### ABOUT THIS TASK
Identify and copy all lines of the material where the string "label" is found.

### DATA PROVIDED
= Beginning of Section =
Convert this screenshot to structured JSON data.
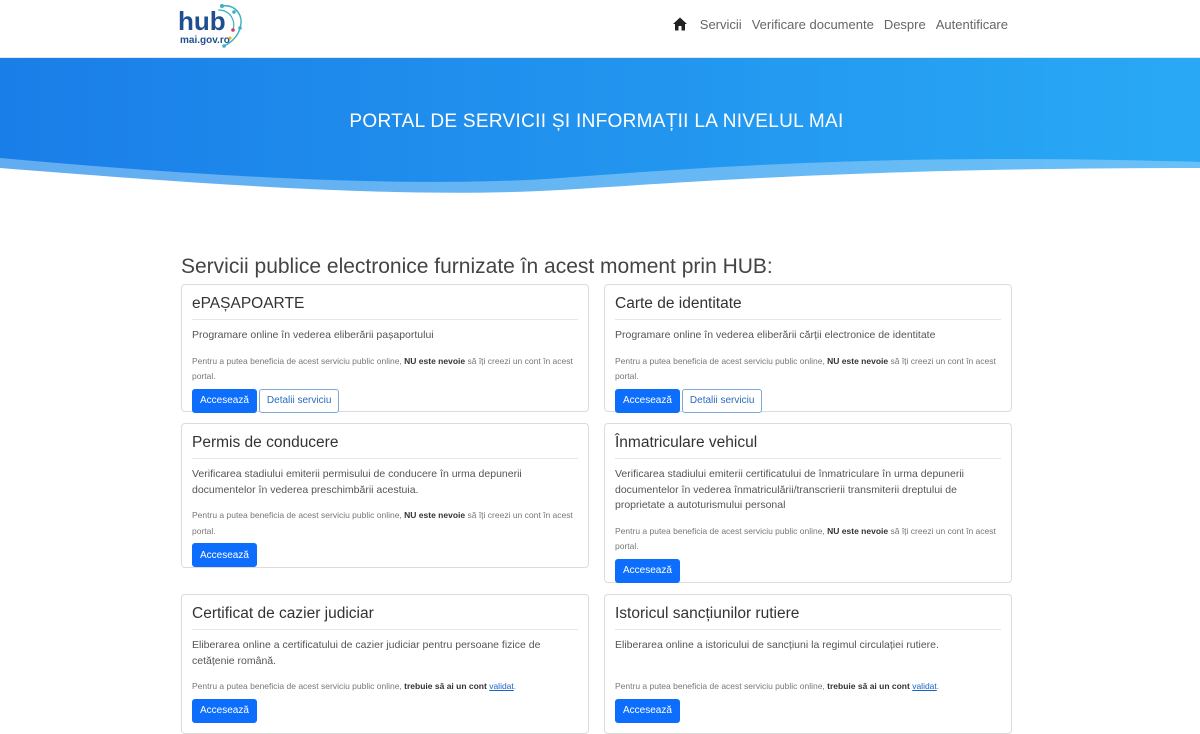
{
  "header": {
    "logo_text_main": "hub",
    "logo_text_sub": "mai.gov.ro",
    "nav": [
      "Servicii",
      "Verificare documente",
      "Despre",
      "Autentificare"
    ]
  },
  "hero": {
    "title": "PORTAL DE SERVICII ȘI INFORMAȚII LA NIVELUL MAI"
  },
  "section": {
    "title": "Servicii publice electronice furnizate în acest moment prin HUB:"
  },
  "note": {
    "prefix": "Pentru a putea beneficia de acest serviciu public online, ",
    "no_account_bold": "NU este nevoie",
    "no_account_suffix": " să îți creezi un cont în acest portal.",
    "account_bold": "trebuie să ai un cont",
    "account_link": "validat",
    "account_suffix": "."
  },
  "buttons": {
    "access": "Accesează",
    "details": "Detalii serviciu"
  },
  "cards": [
    {
      "title": "ePAȘAPOARTE",
      "desc": "Programare online în vederea eliberării pașaportului"
    },
    {
      "title": "Carte de identitate",
      "desc": "Programare online în vederea eliberării cărții electronice de identitate"
    },
    {
      "title": "Permis de conducere",
      "desc": "Verificarea stadiului emiterii permisului de conducere în urma depunerii documentelor în vederea preschimbării acestuia."
    },
    {
      "title": "Înmatriculare vehicul",
      "desc": "Verificarea stadiului emiterii certificatului de înmatriculare în urma depunerii documentelor în vederea înmatriculării/transcrierii transmiterii dreptului de proprietate a autoturismului personal"
    },
    {
      "title": "Certificat de cazier judiciar",
      "desc": "Eliberarea online a certificatului de cazier judiciar pentru persoane fizice de cetățenie română."
    },
    {
      "title": "Istoricul sancțiunilor rutiere",
      "desc": "Eliberarea online a istoricului de sancțiuni la regimul circulației rutiere."
    }
  ],
  "colors": {
    "primary": "#0d6efd",
    "hero_start": "#1a7ee8",
    "hero_end": "#29a9f5"
  }
}
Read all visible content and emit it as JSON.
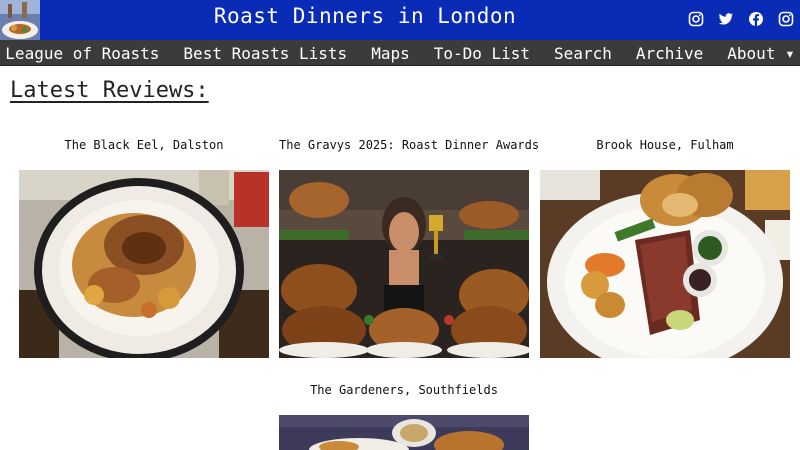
{
  "header": {
    "title": "Roast Dinners in London",
    "social": [
      {
        "icon": "instagram-icon"
      },
      {
        "icon": "twitter-icon"
      },
      {
        "icon": "facebook-icon"
      },
      {
        "icon": "instagram-icon"
      }
    ]
  },
  "nav": {
    "items": [
      {
        "label": "League of Roasts"
      },
      {
        "label": "Best Roasts Lists"
      },
      {
        "label": "Maps"
      },
      {
        "label": "To-Do List"
      },
      {
        "label": "Search"
      },
      {
        "label": "Archive"
      },
      {
        "label": "About ▾"
      }
    ]
  },
  "main": {
    "section_title": "Latest Reviews:",
    "reviews": [
      {
        "title": "The Black Eel, Dalston"
      },
      {
        "title": "The Gravys 2025: Roast Dinner Awards"
      },
      {
        "title": "Brook House, Fulham"
      },
      {
        "title": "The Gardeners, Southfields"
      }
    ]
  },
  "colors": {
    "header_bg": "#0a2bb5",
    "nav_bg": "#3b3b3b"
  }
}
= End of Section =
### RESULT FOR THIS TASK
        "label": "League of Roasts"
        "label": "Best Roasts Lists"
        "label": "Maps"
        "label": "To-Do List"
        "label": "Search"
        "label": "Archive"
        "label": "About ▾"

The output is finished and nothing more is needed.